Problem description: Given the records below, pull every line with the word "duration" into the answer.

━━━

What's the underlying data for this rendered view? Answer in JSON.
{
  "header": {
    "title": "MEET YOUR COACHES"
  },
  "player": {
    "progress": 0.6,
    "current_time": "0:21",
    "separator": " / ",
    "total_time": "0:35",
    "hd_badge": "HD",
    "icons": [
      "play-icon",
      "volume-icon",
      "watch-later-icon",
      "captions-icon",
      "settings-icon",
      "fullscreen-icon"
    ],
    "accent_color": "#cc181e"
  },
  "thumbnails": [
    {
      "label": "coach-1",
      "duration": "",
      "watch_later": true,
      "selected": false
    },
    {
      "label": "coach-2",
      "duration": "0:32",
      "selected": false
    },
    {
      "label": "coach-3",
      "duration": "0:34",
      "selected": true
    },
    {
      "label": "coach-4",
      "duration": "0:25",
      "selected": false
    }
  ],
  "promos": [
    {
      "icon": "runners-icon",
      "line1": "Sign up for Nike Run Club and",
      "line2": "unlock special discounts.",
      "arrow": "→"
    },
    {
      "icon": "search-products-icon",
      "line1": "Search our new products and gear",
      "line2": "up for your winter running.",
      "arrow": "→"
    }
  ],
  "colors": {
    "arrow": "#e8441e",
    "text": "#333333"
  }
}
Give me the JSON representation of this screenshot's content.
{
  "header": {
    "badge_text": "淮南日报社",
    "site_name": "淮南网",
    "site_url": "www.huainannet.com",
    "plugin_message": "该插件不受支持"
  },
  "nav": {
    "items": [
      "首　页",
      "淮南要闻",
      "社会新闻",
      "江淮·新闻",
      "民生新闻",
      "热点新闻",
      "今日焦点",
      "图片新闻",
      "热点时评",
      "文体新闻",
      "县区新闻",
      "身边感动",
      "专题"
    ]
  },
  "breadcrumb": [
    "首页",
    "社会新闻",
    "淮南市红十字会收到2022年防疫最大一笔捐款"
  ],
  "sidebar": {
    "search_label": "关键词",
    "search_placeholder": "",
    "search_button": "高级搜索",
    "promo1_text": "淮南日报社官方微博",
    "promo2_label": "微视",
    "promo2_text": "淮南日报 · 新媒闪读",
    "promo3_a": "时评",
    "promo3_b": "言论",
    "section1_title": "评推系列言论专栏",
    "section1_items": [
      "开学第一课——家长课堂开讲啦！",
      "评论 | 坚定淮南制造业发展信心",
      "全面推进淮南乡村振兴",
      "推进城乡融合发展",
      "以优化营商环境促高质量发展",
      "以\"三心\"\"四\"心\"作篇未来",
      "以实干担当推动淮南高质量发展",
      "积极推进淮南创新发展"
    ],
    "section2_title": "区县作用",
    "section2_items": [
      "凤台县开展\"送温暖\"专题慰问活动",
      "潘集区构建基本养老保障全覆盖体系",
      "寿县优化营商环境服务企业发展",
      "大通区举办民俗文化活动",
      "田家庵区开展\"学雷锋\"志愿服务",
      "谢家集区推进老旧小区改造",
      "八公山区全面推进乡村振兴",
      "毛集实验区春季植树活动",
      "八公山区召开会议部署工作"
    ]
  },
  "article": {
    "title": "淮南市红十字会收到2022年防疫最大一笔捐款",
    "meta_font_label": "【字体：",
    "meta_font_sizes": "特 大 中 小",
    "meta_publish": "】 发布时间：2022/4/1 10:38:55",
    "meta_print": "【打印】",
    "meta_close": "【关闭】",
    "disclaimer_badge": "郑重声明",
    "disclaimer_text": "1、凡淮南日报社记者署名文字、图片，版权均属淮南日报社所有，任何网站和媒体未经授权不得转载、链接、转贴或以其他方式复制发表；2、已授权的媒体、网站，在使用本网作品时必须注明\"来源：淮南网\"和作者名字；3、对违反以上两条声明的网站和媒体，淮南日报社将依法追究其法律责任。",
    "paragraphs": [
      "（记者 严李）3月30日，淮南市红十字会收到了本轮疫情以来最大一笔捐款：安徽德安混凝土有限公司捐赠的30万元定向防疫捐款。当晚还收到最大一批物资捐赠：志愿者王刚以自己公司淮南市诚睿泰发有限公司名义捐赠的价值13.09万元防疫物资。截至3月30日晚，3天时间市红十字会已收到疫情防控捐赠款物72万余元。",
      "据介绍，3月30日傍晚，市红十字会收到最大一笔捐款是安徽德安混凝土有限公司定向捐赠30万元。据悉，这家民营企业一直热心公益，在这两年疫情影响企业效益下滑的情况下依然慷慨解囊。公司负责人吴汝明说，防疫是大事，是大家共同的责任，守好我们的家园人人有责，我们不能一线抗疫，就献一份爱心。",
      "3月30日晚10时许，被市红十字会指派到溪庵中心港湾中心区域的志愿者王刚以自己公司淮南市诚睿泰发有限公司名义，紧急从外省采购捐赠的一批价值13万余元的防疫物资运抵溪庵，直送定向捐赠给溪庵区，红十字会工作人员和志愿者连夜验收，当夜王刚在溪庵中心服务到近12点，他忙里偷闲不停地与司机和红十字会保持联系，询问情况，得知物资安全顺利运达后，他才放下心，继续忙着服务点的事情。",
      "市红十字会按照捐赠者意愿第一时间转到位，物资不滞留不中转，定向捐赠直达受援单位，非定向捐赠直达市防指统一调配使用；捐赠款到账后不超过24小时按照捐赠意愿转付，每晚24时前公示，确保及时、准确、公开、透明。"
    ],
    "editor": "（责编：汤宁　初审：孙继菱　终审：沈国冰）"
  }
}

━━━

Answer for this exercise:
      "duration": "",
      "duration": "0:32",
      "duration": "0:34",
      "duration": "0:25",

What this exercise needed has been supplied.